= Beginning of Section =
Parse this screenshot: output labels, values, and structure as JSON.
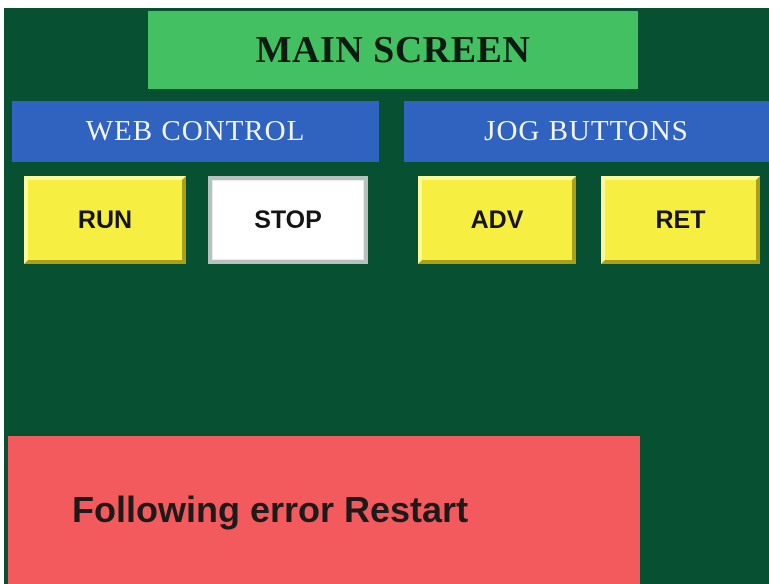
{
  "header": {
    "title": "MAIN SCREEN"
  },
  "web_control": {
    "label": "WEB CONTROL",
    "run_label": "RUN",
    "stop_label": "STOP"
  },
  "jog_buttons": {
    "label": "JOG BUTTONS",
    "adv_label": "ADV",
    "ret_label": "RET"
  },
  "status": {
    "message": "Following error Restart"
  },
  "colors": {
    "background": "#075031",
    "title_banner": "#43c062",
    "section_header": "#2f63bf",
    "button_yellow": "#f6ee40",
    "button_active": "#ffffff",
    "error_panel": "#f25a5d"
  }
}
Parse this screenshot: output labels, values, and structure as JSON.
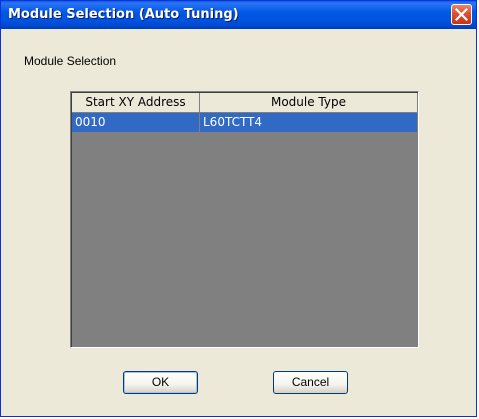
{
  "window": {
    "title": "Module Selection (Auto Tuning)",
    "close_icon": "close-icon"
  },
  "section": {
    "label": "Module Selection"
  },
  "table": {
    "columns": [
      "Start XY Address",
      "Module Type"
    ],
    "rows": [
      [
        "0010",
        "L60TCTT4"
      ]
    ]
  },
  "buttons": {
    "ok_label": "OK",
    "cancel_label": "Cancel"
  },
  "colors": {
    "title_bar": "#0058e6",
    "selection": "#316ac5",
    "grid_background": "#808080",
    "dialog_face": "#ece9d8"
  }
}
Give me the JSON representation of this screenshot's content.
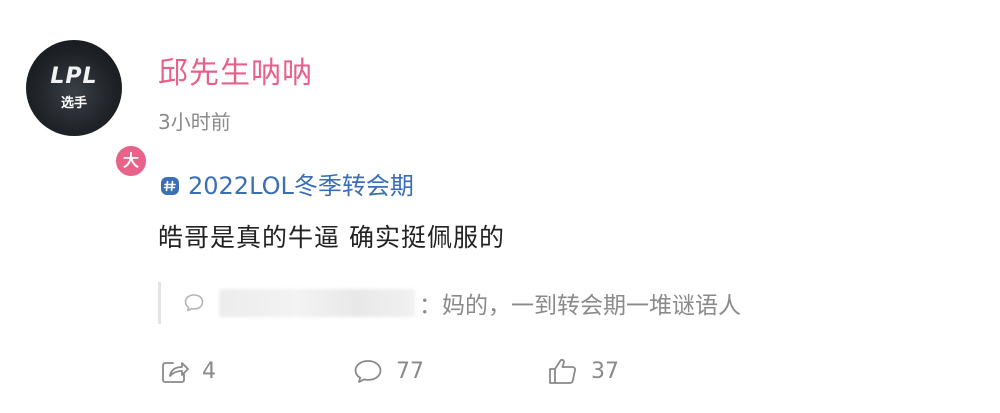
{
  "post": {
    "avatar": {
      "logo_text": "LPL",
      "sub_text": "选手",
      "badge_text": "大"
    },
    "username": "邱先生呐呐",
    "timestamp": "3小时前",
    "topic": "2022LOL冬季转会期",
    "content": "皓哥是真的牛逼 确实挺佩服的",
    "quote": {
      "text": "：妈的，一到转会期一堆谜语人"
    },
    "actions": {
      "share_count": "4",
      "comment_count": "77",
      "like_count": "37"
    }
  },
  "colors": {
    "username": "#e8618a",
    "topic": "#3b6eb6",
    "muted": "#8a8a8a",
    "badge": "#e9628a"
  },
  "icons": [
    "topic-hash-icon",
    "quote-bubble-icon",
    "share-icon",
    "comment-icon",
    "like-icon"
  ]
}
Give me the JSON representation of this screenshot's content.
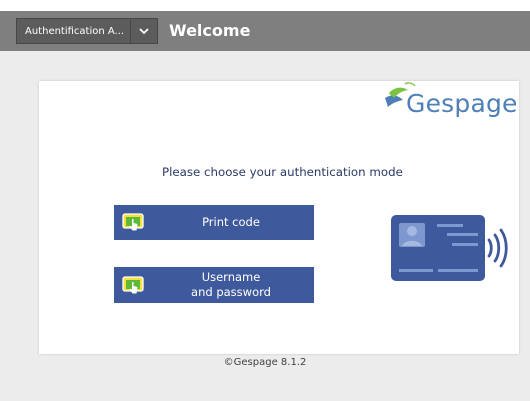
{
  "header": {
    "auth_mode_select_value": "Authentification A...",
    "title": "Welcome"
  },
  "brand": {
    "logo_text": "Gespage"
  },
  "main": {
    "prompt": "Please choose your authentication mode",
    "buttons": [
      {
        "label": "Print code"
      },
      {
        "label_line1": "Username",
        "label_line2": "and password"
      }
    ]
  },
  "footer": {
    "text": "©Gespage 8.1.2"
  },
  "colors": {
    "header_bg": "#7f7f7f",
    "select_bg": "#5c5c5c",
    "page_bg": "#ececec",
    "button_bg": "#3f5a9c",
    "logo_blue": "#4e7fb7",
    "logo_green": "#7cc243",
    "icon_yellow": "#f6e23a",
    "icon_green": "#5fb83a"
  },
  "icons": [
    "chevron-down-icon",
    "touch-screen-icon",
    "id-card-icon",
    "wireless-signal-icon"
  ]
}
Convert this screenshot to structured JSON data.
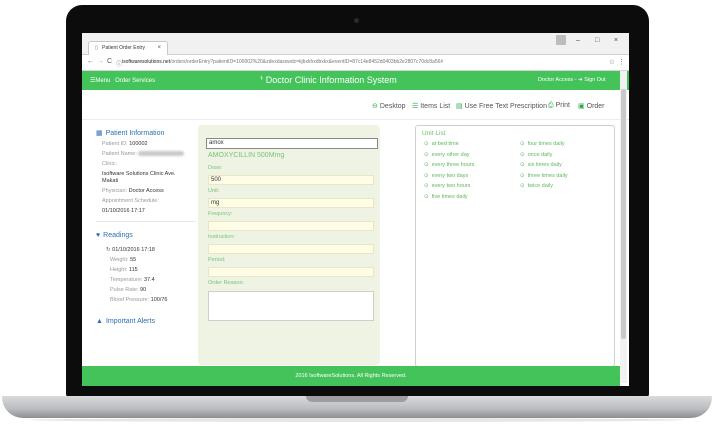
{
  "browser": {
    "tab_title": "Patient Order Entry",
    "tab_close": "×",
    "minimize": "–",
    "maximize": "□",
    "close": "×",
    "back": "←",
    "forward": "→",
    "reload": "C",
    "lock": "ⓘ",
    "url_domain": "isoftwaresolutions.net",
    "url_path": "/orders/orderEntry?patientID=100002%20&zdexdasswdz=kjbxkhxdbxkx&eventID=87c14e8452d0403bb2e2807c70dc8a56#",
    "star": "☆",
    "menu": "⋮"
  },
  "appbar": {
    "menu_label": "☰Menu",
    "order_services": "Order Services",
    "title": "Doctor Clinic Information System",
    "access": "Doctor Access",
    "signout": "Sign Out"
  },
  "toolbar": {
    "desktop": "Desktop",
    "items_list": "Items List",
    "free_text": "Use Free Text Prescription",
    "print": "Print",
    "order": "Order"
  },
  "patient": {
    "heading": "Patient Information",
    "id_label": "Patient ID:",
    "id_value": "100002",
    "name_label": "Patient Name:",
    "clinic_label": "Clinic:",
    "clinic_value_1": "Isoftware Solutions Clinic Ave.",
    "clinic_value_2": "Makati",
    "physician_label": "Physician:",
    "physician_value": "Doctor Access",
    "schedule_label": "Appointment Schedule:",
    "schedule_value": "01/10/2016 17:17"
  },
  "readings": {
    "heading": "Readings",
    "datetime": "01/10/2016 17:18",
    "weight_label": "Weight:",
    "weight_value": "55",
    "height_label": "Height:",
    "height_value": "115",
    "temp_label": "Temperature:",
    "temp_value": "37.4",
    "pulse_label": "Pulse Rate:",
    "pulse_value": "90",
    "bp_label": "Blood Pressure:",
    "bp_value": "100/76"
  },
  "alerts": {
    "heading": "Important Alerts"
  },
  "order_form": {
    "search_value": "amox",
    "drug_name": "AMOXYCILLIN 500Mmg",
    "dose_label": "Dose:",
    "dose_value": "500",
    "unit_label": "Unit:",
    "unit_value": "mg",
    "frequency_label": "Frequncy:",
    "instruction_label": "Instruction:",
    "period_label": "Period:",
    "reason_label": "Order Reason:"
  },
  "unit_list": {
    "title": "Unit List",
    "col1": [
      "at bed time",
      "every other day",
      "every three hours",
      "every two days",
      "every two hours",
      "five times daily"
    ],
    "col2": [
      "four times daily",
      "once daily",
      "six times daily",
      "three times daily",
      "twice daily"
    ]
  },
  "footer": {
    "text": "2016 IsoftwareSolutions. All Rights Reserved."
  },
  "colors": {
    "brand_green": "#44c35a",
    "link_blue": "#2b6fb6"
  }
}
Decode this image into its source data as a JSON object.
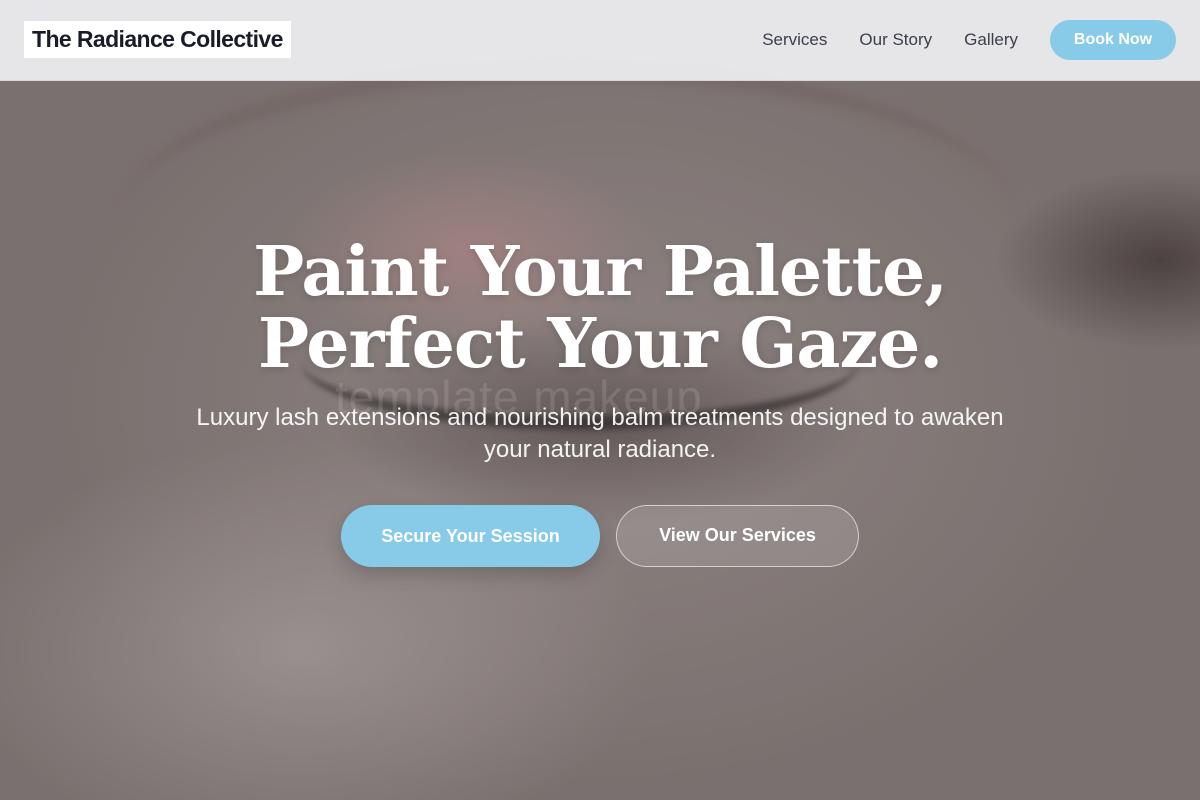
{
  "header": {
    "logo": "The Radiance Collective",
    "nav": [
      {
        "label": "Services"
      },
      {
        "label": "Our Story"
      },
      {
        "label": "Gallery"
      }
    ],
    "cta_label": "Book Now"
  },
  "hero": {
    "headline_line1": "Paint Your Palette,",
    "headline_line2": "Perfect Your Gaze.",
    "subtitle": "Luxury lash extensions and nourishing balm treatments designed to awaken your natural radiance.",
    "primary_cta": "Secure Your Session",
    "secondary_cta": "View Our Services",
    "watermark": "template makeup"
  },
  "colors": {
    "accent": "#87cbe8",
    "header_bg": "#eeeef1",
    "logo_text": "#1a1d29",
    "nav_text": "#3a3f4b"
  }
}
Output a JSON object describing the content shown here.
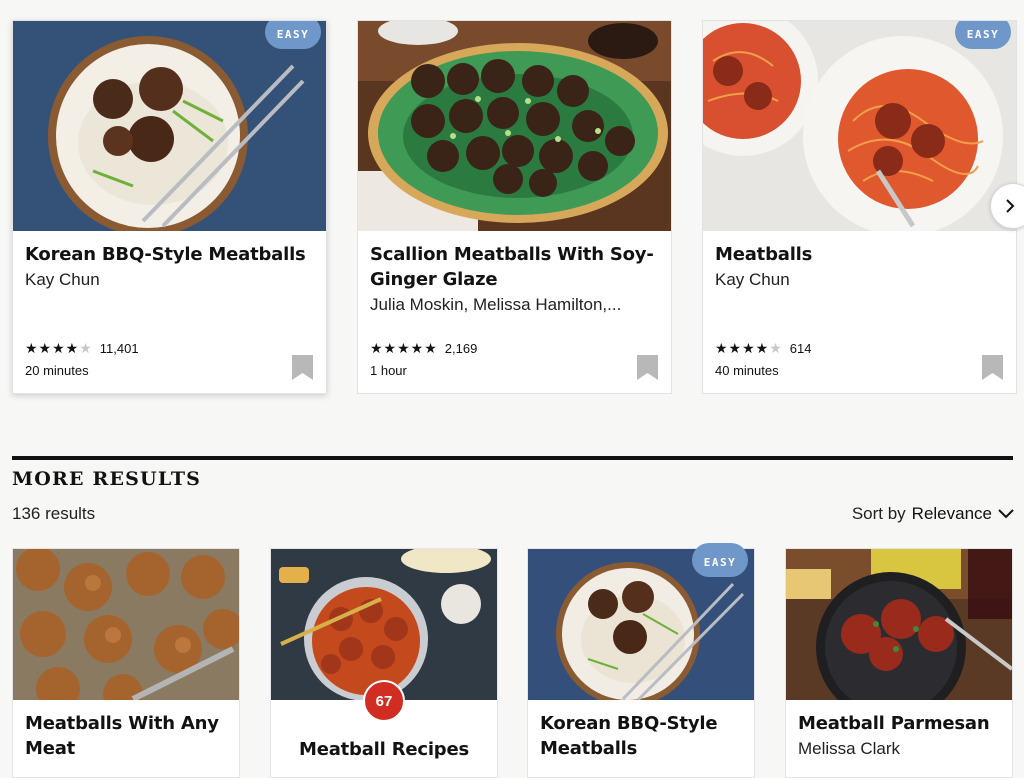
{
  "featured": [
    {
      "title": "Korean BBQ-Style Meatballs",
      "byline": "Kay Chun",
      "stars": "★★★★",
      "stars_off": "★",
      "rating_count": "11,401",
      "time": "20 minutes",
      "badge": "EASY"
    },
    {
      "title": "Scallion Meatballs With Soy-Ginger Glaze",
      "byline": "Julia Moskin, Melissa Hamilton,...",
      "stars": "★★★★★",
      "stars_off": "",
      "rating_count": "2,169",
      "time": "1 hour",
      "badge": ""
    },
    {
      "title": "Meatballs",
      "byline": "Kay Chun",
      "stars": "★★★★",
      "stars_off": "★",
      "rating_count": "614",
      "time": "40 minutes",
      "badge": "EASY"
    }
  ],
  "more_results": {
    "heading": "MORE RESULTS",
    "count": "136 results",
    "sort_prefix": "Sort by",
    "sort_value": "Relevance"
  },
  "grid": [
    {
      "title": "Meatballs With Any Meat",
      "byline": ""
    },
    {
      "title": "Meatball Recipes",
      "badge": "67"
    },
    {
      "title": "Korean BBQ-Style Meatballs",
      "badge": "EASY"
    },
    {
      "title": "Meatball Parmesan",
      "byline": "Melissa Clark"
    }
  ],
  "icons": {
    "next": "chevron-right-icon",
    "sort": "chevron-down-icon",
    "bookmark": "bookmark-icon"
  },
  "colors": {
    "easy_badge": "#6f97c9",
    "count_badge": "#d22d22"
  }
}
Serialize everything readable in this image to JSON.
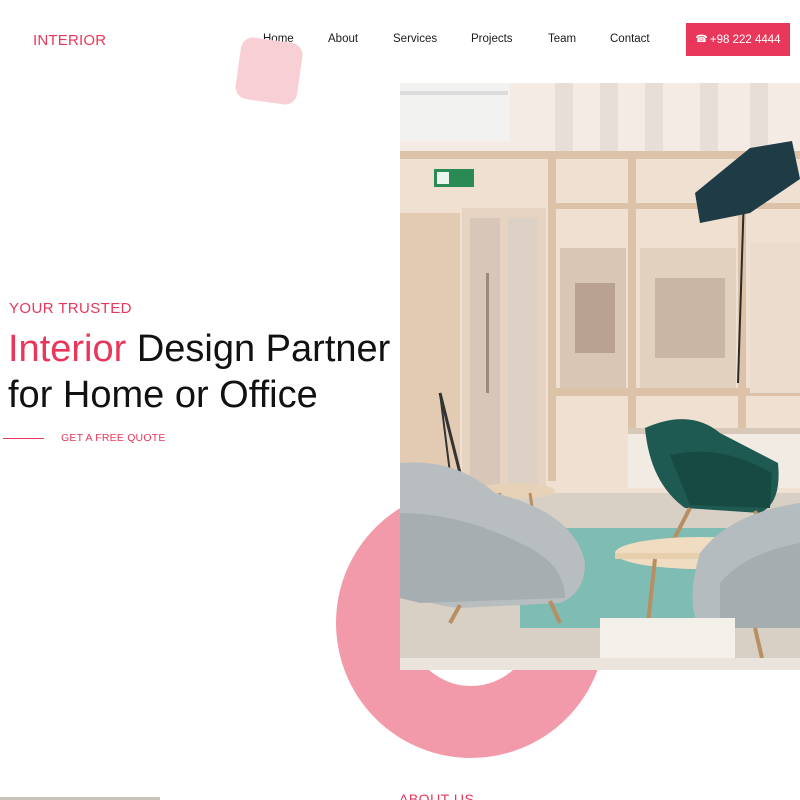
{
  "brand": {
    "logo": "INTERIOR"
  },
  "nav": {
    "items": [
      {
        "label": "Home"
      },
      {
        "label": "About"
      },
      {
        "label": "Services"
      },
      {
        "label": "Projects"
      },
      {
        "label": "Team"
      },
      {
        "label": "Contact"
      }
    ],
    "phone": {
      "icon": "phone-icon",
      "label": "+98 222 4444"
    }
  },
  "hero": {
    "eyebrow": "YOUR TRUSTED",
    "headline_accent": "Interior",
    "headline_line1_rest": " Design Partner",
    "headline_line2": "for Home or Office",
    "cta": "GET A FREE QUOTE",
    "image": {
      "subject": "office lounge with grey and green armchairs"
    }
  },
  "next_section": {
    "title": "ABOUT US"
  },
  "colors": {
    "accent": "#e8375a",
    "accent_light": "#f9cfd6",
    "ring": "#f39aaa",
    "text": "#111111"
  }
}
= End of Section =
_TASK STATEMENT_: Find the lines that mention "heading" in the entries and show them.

_REPLY TO THE EXERCISE_:
    "heading": "Patient Information",
    "heading": "Readings",
    "heading": "Important Alerts"
    "heading": "MORE RESULTS",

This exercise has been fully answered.